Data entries

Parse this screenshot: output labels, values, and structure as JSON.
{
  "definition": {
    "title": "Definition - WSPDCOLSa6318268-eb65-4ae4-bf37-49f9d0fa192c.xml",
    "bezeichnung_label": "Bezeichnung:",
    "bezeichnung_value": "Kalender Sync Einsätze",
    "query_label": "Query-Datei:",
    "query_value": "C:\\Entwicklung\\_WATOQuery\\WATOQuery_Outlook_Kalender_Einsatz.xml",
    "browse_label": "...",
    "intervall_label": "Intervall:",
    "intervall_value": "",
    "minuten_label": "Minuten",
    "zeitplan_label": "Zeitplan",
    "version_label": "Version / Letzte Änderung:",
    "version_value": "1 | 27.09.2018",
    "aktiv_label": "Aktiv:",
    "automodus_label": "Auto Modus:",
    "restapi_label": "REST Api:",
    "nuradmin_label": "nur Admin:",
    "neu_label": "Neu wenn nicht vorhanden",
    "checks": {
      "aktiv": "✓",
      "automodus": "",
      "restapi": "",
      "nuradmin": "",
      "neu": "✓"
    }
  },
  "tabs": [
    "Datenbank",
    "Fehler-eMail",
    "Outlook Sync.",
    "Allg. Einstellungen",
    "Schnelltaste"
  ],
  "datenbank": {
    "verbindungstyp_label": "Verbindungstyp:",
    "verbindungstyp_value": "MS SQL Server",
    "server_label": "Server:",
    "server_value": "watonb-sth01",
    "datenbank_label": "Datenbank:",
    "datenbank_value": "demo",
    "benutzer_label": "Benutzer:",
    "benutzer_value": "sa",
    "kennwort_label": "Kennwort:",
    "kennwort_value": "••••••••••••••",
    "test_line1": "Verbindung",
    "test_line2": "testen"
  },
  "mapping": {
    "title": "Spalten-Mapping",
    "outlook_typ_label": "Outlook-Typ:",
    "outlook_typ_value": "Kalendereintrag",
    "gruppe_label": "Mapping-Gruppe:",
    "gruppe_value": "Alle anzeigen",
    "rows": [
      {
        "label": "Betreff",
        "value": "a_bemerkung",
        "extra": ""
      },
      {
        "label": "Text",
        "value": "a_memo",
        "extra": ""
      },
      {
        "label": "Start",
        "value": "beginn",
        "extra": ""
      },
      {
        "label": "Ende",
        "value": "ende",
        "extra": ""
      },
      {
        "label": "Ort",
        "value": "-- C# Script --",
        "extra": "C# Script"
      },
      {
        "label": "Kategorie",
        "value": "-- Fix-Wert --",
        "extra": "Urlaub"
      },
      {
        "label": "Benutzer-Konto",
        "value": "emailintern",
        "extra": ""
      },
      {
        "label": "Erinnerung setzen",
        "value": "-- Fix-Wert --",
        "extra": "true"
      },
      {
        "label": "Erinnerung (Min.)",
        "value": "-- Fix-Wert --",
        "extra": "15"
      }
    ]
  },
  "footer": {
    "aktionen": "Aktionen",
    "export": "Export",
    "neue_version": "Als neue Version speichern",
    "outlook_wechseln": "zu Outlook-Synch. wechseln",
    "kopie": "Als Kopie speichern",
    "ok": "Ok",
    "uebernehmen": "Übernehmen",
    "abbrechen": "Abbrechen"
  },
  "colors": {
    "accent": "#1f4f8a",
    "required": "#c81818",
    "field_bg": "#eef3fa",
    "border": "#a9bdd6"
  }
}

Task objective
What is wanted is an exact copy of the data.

Written answer
Parse this screenshot: output labels, values, and structure as JSON.
{
  "definition": {
    "title": "Definition - WSPDCOLSa6318268-eb65-4ae4-bf37-49f9d0fa192c.xml",
    "bezeichnung_label": "Bezeichnung:",
    "bezeichnung_value": "Kalender Sync Einsätze",
    "query_label": "Query-Datei:",
    "query_value": "C:\\Entwicklung\\_WATOQuery\\WATOQuery_Outlook_Kalender_Einsatz.xml",
    "browse_label": "...",
    "intervall_label": "Intervall:",
    "intervall_value": "",
    "minuten_label": "Minuten",
    "zeitplan_label": "Zeitplan",
    "version_label": "Version / Letzte Änderung:",
    "version_value": "1 | 27.09.2018",
    "aktiv_label": "Aktiv:",
    "automodus_label": "Auto Modus:",
    "restapi_label": "REST Api:",
    "nuradmin_label": "nur Admin:",
    "neu_label": "Neu wenn nicht vorhanden",
    "checks": {
      "aktiv": "✓",
      "automodus": "",
      "restapi": "",
      "nuradmin": "",
      "neu": "✓"
    }
  },
  "tabs": [
    "Datenbank",
    "Fehler-eMail",
    "Outlook Sync.",
    "Allg. Einstellungen",
    "Schnelltaste"
  ],
  "datenbank": {
    "verbindungstyp_label": "Verbindungstyp:",
    "verbindungstyp_value": "MS SQL Server",
    "server_label": "Server:",
    "server_value": "watonb-sth01",
    "datenbank_label": "Datenbank:",
    "datenbank_value": "demo",
    "benutzer_label": "Benutzer:",
    "benutzer_value": "sa",
    "kennwort_label": "Kennwort:",
    "kennwort_value": "••••••••••••••",
    "test_line1": "Verbindung",
    "test_line2": "testen"
  },
  "mapping": {
    "title": "Spalten-Mapping",
    "outlook_typ_label": "Outlook-Typ:",
    "outlook_typ_value": "Kalendereintrag",
    "gruppe_label": "Mapping-Gruppe:",
    "gruppe_value": "Alle anzeigen",
    "rows": [
      {
        "label": "Betreff",
        "value": "a_bemerkung",
        "extra": ""
      },
      {
        "label": "Text",
        "value": "a_memo",
        "extra": ""
      },
      {
        "label": "Start",
        "value": "beginn",
        "extra": ""
      },
      {
        "label": "Ende",
        "value": "ende",
        "extra": ""
      },
      {
        "label": "Ort",
        "value": "-- C# Script --",
        "extra": "C# Script"
      },
      {
        "label": "Kategorie",
        "value": "-- Fix-Wert --",
        "extra": "Urlaub"
      },
      {
        "label": "Benutzer-Konto",
        "value": "emailintern",
        "extra": ""
      },
      {
        "label": "Erinnerung setzen",
        "value": "-- Fix-Wert --",
        "extra": "true"
      },
      {
        "label": "Erinnerung (Min.)",
        "value": "-- Fix-Wert --",
        "extra": "15"
      }
    ]
  },
  "footer": {
    "aktionen": "Aktionen",
    "export": "Export",
    "neue_version": "Als neue Version speichern",
    "outlook_wechseln": "zu Outlook-Synch. wechseln",
    "kopie": "Als Kopie speichern",
    "ok": "Ok",
    "uebernehmen": "Übernehmen",
    "abbrechen": "Abbrechen"
  },
  "colors": {
    "accent": "#1f4f8a",
    "required": "#c81818",
    "field_bg": "#eef3fa",
    "border": "#a9bdd6"
  }
}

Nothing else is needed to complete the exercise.